▸ **Problem to work on**: In the listing below, look for "System" and copy every line that has it.
▼
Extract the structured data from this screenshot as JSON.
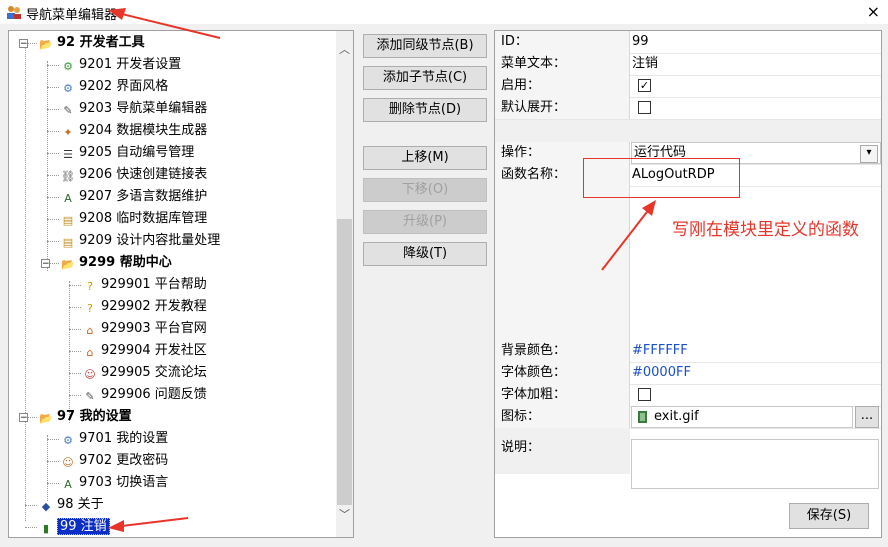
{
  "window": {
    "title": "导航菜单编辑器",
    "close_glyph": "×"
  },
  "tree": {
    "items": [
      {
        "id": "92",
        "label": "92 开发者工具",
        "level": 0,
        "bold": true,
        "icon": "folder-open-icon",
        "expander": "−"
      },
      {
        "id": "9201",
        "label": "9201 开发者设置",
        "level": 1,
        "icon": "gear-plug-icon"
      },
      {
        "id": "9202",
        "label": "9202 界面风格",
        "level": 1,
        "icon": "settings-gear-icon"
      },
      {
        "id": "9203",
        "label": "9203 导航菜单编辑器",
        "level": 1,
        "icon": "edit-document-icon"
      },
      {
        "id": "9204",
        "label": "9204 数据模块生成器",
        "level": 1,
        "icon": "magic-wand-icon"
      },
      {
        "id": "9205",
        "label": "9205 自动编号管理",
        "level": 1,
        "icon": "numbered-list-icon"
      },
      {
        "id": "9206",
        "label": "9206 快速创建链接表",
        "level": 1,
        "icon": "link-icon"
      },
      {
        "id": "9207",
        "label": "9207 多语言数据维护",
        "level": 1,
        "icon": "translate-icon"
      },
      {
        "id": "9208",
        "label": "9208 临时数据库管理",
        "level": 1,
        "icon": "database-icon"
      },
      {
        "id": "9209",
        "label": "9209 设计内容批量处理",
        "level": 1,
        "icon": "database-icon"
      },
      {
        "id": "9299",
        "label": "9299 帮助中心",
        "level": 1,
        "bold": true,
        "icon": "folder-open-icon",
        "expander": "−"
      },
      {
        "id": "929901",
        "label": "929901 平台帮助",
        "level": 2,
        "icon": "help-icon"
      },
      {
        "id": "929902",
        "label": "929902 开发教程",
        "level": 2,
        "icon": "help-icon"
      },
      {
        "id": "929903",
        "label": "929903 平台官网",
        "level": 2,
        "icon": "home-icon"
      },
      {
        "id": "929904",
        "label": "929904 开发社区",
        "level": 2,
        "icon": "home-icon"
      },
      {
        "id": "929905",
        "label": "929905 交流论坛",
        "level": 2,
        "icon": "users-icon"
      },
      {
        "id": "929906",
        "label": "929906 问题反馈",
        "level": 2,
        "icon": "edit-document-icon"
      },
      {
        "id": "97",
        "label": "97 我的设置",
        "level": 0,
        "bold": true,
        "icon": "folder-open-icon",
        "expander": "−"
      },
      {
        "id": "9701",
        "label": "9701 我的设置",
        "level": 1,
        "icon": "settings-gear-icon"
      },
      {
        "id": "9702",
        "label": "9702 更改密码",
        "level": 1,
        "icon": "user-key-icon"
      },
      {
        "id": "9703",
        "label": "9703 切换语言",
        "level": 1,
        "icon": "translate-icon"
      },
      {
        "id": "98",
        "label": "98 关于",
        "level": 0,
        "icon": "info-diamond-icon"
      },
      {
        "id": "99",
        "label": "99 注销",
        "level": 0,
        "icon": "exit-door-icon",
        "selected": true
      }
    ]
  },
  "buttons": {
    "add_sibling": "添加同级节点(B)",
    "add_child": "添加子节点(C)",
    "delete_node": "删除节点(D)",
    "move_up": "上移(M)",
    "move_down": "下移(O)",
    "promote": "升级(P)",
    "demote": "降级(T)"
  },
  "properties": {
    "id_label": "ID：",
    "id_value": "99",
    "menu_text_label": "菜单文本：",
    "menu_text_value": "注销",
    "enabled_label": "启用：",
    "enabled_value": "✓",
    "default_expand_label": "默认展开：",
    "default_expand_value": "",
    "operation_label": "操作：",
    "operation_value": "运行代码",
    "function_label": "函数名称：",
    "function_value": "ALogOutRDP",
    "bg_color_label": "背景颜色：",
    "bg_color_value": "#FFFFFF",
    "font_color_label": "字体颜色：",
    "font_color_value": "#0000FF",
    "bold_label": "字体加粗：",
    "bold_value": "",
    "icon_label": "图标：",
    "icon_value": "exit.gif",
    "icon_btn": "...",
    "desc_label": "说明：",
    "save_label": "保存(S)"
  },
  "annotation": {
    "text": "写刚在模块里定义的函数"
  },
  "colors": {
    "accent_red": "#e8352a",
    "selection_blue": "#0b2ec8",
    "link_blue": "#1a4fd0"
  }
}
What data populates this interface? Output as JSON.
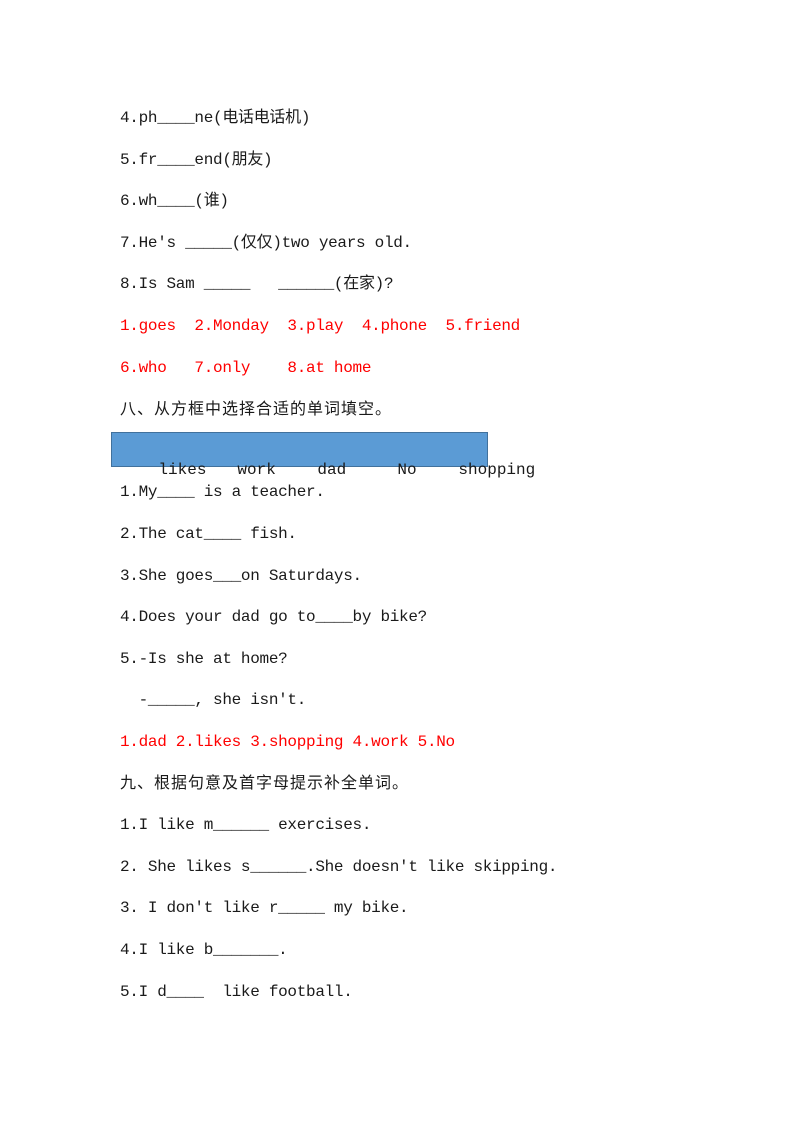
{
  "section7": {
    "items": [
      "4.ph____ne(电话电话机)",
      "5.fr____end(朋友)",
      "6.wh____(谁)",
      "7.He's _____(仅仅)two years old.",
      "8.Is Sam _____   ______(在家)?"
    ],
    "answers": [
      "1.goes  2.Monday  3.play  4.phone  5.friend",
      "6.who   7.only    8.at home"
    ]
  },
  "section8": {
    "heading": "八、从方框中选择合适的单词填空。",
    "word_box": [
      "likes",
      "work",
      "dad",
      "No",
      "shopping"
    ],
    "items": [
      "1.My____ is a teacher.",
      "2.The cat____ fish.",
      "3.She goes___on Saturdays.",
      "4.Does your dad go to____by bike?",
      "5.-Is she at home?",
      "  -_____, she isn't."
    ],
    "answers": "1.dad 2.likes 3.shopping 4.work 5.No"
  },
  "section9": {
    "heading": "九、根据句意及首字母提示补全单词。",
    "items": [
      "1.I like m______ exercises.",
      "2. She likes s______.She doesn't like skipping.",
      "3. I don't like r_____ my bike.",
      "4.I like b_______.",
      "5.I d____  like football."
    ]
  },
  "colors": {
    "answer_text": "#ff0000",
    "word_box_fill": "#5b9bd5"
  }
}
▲
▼
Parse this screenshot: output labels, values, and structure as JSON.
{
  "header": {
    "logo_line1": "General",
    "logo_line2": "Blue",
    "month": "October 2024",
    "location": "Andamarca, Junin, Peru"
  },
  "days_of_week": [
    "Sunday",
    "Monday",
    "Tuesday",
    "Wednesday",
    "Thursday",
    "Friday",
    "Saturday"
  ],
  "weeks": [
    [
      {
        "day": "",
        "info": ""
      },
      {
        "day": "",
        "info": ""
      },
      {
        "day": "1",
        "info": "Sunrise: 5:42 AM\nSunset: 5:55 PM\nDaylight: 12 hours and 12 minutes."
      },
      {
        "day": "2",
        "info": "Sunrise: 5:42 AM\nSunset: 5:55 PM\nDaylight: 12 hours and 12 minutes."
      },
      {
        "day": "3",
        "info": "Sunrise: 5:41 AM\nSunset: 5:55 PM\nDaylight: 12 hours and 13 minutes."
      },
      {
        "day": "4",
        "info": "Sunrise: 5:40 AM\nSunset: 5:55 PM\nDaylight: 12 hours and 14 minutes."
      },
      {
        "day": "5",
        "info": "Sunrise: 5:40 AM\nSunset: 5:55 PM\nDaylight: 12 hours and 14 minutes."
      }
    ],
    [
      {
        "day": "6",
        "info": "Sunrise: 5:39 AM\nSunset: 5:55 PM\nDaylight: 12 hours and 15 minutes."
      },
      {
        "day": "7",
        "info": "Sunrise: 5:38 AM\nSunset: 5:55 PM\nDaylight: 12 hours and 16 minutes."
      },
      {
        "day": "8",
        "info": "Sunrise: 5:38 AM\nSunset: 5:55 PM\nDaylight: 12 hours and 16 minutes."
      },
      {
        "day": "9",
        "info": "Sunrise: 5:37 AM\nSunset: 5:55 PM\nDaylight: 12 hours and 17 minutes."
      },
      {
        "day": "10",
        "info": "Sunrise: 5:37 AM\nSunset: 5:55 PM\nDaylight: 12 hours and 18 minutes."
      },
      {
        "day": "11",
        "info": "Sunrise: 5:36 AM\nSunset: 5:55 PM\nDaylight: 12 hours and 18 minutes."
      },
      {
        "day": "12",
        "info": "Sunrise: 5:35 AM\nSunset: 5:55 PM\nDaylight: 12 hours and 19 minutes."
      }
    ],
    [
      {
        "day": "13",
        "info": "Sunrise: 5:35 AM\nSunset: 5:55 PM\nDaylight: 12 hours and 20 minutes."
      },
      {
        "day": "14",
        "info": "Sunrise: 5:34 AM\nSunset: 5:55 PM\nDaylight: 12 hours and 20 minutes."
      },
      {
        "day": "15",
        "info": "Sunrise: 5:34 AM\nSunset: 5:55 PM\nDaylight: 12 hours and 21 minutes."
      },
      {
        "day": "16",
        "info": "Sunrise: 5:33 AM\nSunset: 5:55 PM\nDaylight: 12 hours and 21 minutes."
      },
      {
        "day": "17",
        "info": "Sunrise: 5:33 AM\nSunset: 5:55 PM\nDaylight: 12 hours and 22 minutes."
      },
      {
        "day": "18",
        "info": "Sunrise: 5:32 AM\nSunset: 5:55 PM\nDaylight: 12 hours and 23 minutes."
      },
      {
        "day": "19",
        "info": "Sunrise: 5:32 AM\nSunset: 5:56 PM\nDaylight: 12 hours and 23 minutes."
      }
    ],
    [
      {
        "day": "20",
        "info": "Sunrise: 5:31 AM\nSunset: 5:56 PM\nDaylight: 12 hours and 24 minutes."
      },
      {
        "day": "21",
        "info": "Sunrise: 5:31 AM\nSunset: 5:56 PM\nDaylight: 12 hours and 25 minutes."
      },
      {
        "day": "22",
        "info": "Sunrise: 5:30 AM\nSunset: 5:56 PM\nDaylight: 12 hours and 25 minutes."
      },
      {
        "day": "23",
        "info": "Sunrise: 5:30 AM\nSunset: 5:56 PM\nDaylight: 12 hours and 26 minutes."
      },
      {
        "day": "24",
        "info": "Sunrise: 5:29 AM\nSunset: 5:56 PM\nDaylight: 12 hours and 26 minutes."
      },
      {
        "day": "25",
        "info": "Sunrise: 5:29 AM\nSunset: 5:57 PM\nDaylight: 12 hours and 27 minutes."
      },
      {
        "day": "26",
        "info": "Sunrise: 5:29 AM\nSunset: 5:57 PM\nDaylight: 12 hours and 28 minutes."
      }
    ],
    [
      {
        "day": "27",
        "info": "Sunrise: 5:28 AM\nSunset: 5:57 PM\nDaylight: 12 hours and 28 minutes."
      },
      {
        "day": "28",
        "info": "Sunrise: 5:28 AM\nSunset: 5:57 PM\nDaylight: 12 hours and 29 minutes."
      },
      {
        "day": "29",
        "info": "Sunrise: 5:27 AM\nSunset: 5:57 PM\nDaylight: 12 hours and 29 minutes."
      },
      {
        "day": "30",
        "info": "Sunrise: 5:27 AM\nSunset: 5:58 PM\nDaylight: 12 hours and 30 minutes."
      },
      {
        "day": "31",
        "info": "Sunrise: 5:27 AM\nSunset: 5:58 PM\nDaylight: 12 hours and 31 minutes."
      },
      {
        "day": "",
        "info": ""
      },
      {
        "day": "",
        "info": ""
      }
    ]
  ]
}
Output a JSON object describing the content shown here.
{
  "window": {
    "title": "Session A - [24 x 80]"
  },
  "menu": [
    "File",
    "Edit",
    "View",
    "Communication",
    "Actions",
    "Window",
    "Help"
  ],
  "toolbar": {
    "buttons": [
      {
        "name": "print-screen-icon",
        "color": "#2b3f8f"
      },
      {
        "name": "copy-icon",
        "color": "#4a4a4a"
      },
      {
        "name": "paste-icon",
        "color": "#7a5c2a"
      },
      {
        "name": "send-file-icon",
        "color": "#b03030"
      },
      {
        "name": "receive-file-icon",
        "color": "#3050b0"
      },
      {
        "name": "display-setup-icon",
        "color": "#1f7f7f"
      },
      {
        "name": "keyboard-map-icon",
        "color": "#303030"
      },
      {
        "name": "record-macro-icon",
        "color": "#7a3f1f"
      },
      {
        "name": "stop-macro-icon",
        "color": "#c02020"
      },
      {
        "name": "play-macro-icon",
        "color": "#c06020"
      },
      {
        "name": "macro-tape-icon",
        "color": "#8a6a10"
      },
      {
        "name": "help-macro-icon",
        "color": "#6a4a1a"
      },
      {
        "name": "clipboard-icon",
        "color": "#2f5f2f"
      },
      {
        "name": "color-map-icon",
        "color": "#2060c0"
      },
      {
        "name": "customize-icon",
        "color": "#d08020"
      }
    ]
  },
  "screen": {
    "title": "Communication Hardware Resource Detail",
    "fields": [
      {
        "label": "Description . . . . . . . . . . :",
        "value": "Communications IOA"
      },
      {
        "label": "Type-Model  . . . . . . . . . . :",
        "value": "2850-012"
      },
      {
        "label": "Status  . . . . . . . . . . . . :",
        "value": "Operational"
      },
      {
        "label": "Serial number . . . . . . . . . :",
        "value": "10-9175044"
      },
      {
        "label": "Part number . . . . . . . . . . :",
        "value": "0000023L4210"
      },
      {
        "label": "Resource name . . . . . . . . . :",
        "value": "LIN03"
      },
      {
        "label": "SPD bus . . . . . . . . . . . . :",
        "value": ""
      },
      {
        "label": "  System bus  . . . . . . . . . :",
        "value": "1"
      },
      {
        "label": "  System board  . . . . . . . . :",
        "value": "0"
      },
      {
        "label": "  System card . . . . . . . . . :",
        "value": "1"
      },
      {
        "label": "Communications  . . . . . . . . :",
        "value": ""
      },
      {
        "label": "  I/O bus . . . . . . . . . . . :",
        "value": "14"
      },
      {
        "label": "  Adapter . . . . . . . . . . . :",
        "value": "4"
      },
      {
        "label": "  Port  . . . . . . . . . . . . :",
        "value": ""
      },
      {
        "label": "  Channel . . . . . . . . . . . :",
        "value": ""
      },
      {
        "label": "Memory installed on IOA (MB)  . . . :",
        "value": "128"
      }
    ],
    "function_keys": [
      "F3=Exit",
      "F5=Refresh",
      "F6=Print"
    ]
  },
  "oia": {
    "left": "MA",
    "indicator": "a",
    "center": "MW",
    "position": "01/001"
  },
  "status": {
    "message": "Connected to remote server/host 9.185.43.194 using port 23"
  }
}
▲
▸ **Exercise solution**:
        "label": "  System bus  . . . . . . . . . :",
        "label": "  System board  . . . . . . . . :",
        "label": "  System card . . . . . . . . . :",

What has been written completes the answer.